Donatella Di Cesare is Professor of Theoretical Philosophy at the Sapienza University of Rome.
Table of Contents
Introduction. In short 1. Migrants and the state 1. Ellis Island; 2. If the migrant unmasked the state; 3. The state-centric order; 4. A fundamental hostility; 5. Beyond sovereignty. A marginal note; 6. Philosophy and migration; 7. A shipwreck with spectators. On the current debate. 8. Thinking from the shore. 9. Migration and modernity. 10. Columbus and the image of the globe. 11 ‘We refugees’. The scum of the earth. 12. What rights for the stateless? 13. The frontier of democracy. 14. The sovereigntism of closing the borders. 15. Philosophers against Samaritans. 16. Citizens’ priority and the dogma of self-determination; 17. If the state is a club.
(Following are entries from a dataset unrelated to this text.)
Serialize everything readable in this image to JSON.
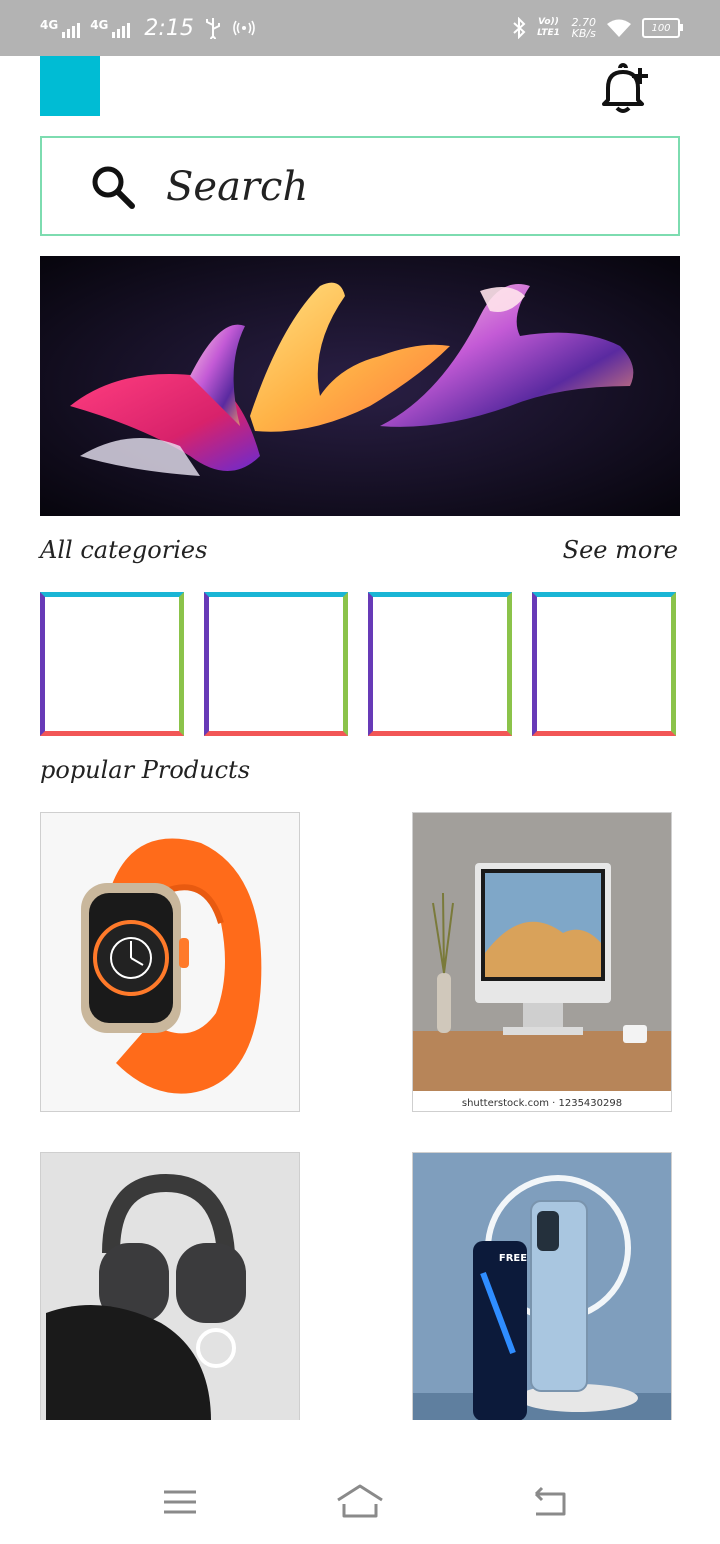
{
  "status_bar": {
    "net1": "4G",
    "net2": "4G",
    "time": "2:15",
    "volte": "Vo)) LTE1",
    "speed_value": "2.70",
    "speed_unit": "KB/s",
    "battery": "100",
    "icons": [
      "usb-icon",
      "hotspot-icon",
      "bluetooth-icon",
      "wifi-icon",
      "battery-icon"
    ]
  },
  "header": {
    "logo_color": "#00bcd4",
    "icon": "notification-add-icon"
  },
  "search": {
    "placeholder": "Search",
    "border_color": "#7ddcb0"
  },
  "banner": {
    "image": "abstract-3d-ribbon-art"
  },
  "categories": {
    "title": "All categories",
    "see_more": "See more",
    "tile_colors": {
      "top": "#1ab5d5",
      "left": "#673ab7",
      "right": "#8bc34a",
      "bottom": "#f25656"
    },
    "count": 4
  },
  "popular": {
    "title": "popular Products",
    "products": [
      {
        "image": "orange-smartwatch"
      },
      {
        "image": "desktop-computer",
        "caption": "shutterstock.com · 1235430298"
      },
      {
        "image": "over-ear-headphones"
      },
      {
        "image": "smartphones",
        "badge": "FREE"
      }
    ]
  },
  "nav_bar": {
    "icons": [
      "menu-icon",
      "home-icon",
      "back-icon"
    ]
  }
}
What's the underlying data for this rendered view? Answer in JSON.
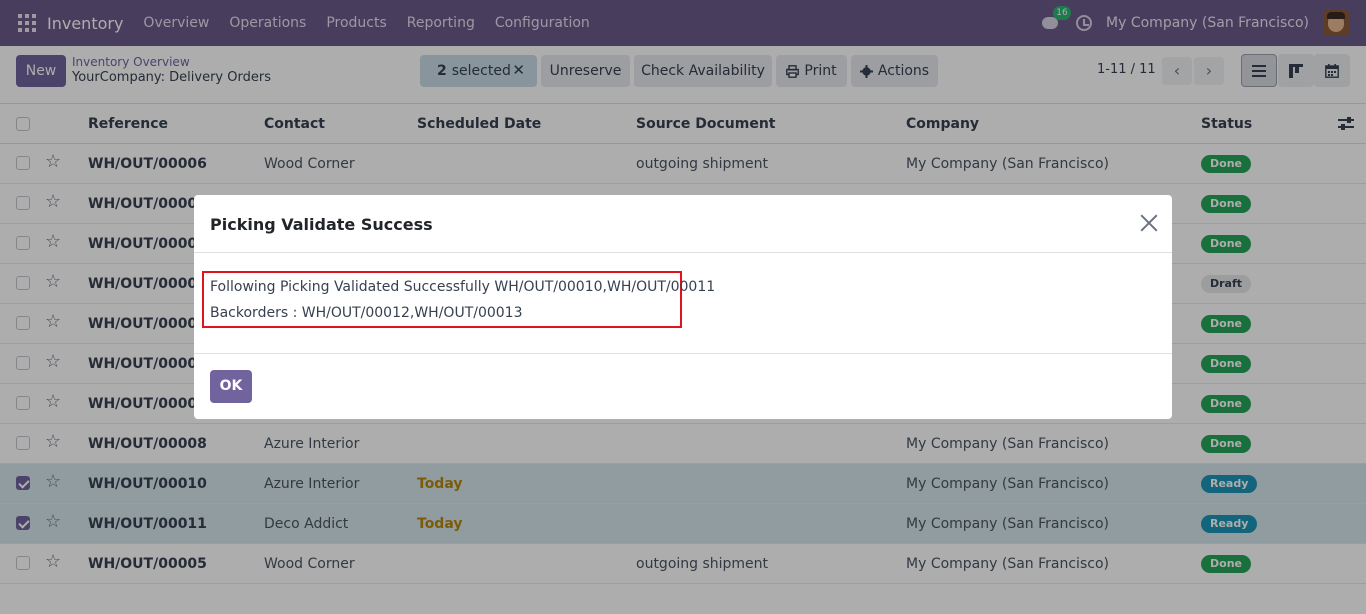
{
  "topbar": {
    "app_name": "Inventory",
    "menu": [
      "Overview",
      "Operations",
      "Products",
      "Reporting",
      "Configuration"
    ],
    "messages_count": "16",
    "company": "My Company (San Francisco)"
  },
  "controlpanel": {
    "new_label": "New",
    "breadcrumb_parent": "Inventory Overview",
    "breadcrumb_current": "YourCompany: Delivery Orders",
    "selected_count": "2",
    "selected_label": "selected",
    "unreserve_label": "Unreserve",
    "check_availability_label": "Check Availability",
    "print_label": "Print",
    "actions_label": "Actions",
    "pager": "1-11 / 11"
  },
  "table": {
    "headers": {
      "reference": "Reference",
      "contact": "Contact",
      "scheduled_date": "Scheduled Date",
      "source_document": "Source Document",
      "company": "Company",
      "status": "Status"
    },
    "rows": [
      {
        "reference": "WH/OUT/00006",
        "contact": "Wood Corner",
        "scheduled": "",
        "source": "outgoing shipment",
        "company": "My Company (San Francisco)",
        "status": "Done",
        "checked": false
      },
      {
        "reference": "WH/OUT/00002",
        "contact": "",
        "scheduled": "",
        "source": "",
        "company": "",
        "status": "Done",
        "checked": false
      },
      {
        "reference": "WH/OUT/00007",
        "contact": "",
        "scheduled": "",
        "source": "",
        "company": "",
        "status": "Done",
        "checked": false
      },
      {
        "reference": "WH/OUT/00003",
        "contact": "",
        "scheduled": "",
        "source": "",
        "company": "",
        "status": "Draft",
        "checked": false
      },
      {
        "reference": "WH/OUT/00001",
        "contact": "",
        "scheduled": "",
        "source": "",
        "company": "",
        "status": "Done",
        "checked": false
      },
      {
        "reference": "WH/OUT/00004",
        "contact": "",
        "scheduled": "",
        "source": "",
        "company": "",
        "status": "Done",
        "checked": false
      },
      {
        "reference": "WH/OUT/00009",
        "contact": "",
        "scheduled": "",
        "source": "",
        "company": "",
        "status": "Done",
        "checked": false
      },
      {
        "reference": "WH/OUT/00008",
        "contact": "Azure Interior",
        "scheduled": "",
        "source": "",
        "company": "My Company (San Francisco)",
        "status": "Done",
        "checked": false
      },
      {
        "reference": "WH/OUT/00010",
        "contact": "Azure Interior",
        "scheduled": "Today",
        "source": "",
        "company": "My Company (San Francisco)",
        "status": "Ready",
        "checked": true
      },
      {
        "reference": "WH/OUT/00011",
        "contact": "Deco Addict",
        "scheduled": "Today",
        "source": "",
        "company": "My Company (San Francisco)",
        "status": "Ready",
        "checked": true
      },
      {
        "reference": "WH/OUT/00005",
        "contact": "Wood Corner",
        "scheduled": "",
        "source": "outgoing shipment",
        "company": "My Company (San Francisco)",
        "status": "Done",
        "checked": false
      }
    ]
  },
  "modal": {
    "title": "Picking Validate Success",
    "line1": "Following Picking Validated Successfully WH/OUT/00010,WH/OUT/00011",
    "line2": "Backorders : WH/OUT/00012,WH/OUT/00013",
    "ok_label": "OK"
  },
  "colors": {
    "navbar": "#6b5b8a",
    "primary": "#71639e",
    "done": "#26a65b",
    "ready": "#1d95b7",
    "today": "#b8870a",
    "highlight": "#e0141e"
  }
}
Exclusionary liberalism; 18. The defence of national integrity; 19. Ownership over the earth: a baseless myth; 20. Freedom of movement and birth privilege; 21. Migrants against the poor? Welfare chauvinism and global justice; 22. Neither exodus nor ‘deportation’ nor ‘human trafficking’; 23. Jus migrandi. For the right to migrate; 24. Mare liberum and the sovereign’s word; 25. Kant, the right to visit and residency denied 2. The end of hospitality? 1. The continent of migrants. 2. ‘Us’ and ‘them’. The grammar of hatred. 3. Europe, 2015. 4. Hegel, the Mediterranean and the cemetery of the sea, 5. Fadoul’s story. 6. ‘Refugees’ and ‘migrants’. Impossible classifications. 7. The metamorphoses of the exile. 8. Asylum: from an ambiguous right to a dispositif of power. 9. ‘You’re not from here!’ An existential negation. 10. The migrant’s original sin. 11. ‘Illegals’: being condemned to invisibility. 12. Terms of domination: ‘integration’ and ‘naturalisation’; 13. When the immigrant remains an émigré; 14. The foreigner who lives outside, the foreigner who lives within; 15. Clandestine passageways, heterotopias, anarchic routes. 3. Resident foreigners 1. On exile. 2. Neither rootlessness or wandering. 3. Phenomenology of habitation. 4. What does migrating mean? 5. The global homelessness. 6. ‘Children of the Earth’. Athens and the myth of autochthony. 7. Rome: the city without origin and the imperial citizenship. 8. The theological-political charter of the ger. 9. Jerusalem. The city of foreigners. 10. On return. 4. Living together in the new millennium. 1. The new age of walls. 2. Lampedusa: the name of what border? 3. Condemned not to move. 4. The world of camps. 5. The passport, a paradoxical document. 6. ‘To each their own home!’ Cryptoracism and the new Hitlerism. 7. Hospitality. In the impasse between ethics and politics. 8. Beyond citizenship. 9. The limits of cosmopolitanism. 10. Community, immunity, reception. 11. When Europe is drowned… 12. Making room for others. 13. What does cohabitation mean? 14. Resident foreigners. References Name index